|Publication Type||Journal Article|
|Year of Publication||1996|
|Authors||Titgemeyer, EC, Cochran, RC, Towne, EG, Armendariz, CK, Olson, KC|
|Journal||Journal of Animal Science|

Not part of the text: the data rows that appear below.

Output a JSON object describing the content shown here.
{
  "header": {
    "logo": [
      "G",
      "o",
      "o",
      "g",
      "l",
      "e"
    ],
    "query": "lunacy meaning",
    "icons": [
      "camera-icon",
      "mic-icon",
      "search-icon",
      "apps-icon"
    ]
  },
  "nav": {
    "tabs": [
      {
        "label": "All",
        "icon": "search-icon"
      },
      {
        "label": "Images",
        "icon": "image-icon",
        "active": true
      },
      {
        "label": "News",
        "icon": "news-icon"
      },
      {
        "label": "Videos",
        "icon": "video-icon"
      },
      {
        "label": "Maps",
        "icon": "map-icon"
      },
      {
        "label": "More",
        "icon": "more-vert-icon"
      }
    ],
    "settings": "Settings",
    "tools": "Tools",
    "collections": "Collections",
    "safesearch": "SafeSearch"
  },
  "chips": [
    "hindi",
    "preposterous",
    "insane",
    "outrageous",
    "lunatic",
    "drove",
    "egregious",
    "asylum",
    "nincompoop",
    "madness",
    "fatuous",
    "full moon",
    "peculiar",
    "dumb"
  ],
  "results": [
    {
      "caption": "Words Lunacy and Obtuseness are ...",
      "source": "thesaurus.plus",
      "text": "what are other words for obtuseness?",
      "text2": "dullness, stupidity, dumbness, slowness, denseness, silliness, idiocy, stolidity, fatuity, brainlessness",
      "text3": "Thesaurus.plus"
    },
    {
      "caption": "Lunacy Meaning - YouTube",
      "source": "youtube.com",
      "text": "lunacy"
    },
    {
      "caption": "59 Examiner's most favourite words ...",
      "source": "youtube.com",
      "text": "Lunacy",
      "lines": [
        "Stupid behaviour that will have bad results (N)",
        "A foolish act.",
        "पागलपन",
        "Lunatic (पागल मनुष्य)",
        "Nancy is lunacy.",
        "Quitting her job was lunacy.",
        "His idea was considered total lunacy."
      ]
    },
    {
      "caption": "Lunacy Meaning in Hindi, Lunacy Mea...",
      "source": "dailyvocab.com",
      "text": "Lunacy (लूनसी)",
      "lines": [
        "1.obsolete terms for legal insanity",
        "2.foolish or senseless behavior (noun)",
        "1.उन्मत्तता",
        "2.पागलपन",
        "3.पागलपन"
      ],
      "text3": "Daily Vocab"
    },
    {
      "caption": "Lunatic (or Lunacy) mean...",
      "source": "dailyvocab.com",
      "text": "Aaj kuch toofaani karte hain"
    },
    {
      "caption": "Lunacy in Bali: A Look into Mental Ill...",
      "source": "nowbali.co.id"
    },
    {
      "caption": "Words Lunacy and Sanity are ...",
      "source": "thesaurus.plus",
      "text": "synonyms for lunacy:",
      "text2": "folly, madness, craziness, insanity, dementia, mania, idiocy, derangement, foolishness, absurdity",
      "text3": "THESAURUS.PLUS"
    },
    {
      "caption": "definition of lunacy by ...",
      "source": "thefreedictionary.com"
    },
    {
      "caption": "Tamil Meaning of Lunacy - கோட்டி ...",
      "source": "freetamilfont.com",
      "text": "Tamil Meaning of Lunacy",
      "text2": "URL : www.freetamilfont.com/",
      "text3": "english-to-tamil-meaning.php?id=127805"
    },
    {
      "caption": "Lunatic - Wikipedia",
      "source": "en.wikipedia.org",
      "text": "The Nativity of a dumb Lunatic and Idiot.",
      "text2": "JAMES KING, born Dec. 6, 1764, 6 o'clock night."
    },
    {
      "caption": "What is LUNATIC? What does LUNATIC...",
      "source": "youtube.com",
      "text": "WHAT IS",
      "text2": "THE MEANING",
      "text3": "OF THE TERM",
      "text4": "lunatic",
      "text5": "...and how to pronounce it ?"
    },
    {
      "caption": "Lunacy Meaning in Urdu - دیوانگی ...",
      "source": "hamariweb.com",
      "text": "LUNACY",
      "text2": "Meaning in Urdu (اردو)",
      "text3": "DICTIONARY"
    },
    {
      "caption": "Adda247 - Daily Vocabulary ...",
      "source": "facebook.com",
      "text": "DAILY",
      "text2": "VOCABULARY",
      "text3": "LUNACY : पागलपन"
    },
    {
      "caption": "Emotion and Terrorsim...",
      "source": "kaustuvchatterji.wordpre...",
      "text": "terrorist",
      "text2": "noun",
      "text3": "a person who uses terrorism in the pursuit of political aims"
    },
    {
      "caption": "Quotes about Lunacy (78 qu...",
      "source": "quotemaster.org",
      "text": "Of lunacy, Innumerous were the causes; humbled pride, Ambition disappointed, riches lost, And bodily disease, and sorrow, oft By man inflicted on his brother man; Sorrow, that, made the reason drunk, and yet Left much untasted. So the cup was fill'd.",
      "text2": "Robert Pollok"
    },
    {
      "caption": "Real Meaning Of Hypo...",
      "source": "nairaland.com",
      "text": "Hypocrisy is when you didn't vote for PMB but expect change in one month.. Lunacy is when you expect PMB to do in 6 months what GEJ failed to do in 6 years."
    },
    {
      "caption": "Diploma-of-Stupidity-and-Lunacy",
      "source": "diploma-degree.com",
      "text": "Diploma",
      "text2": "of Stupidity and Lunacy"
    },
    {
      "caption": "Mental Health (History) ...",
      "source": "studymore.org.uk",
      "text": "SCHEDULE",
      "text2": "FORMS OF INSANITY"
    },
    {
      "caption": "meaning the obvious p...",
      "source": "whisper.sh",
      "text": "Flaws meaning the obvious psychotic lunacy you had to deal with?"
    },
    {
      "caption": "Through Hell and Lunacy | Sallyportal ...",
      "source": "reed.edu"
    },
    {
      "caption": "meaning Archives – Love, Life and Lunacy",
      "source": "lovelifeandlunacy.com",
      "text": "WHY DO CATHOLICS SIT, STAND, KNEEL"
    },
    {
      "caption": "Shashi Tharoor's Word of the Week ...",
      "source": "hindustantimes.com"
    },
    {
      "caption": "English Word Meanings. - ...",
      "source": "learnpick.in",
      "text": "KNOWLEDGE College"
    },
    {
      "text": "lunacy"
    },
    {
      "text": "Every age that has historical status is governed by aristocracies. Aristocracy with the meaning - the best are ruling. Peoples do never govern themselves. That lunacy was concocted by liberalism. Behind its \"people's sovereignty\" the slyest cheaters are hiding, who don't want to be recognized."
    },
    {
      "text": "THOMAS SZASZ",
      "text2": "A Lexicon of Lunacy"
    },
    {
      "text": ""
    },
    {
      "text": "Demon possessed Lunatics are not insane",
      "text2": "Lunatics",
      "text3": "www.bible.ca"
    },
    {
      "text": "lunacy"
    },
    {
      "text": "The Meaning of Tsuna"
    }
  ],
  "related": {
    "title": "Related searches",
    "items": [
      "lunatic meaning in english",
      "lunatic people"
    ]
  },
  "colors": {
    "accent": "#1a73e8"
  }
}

Big bluestem (Andropogon gerardii) forage samples were collected from three ungrazed, annually burned pastures at 38, 58, and 97 d after burning. Cell wall material received five treatments: chlorite delignification, chlorite delignification plus alkali extraction, NaOH, NaOCH3 in methanol, or NaBH4. Untreated and treated cell walls were analyzed for carbohydrate composition (glucose, xylose, arabinose, galactose, and uronic acids), acetyl bromide lignin, acid detergent lignin, alkali-labile phenolics (p-coumaric and ferulic acids), acetyl groups, and 24- and 72-h in vitro degradabilities of neutral monosaccharides. A number of compositional features, notably concentrations of xylose, core lignin as measured by acetyl bromide lignin, alkali-labile phenolics, and acetyl groups, were well related to the decline in cell wall degradability that occurred with increasing maturity of big bluestem. p-Coumaric acid increased with increasing maturity to a greater extent than did ferulic acid. Acid detergent lignin was not well related to degradability of the cell wall for either the untreated or chemically treated cell walls. Chemical treatments failed to identify any particular cell wall component as being most inhibitory. However, all treatments improved in vitro degradability of the carbohydrate fraction, indicating that components contributing to the undegradability of big bluestem cell wall are sensitive to chemical alteration. Treatments involving alkali were most effective for improving degradability of big bluestem cell walls.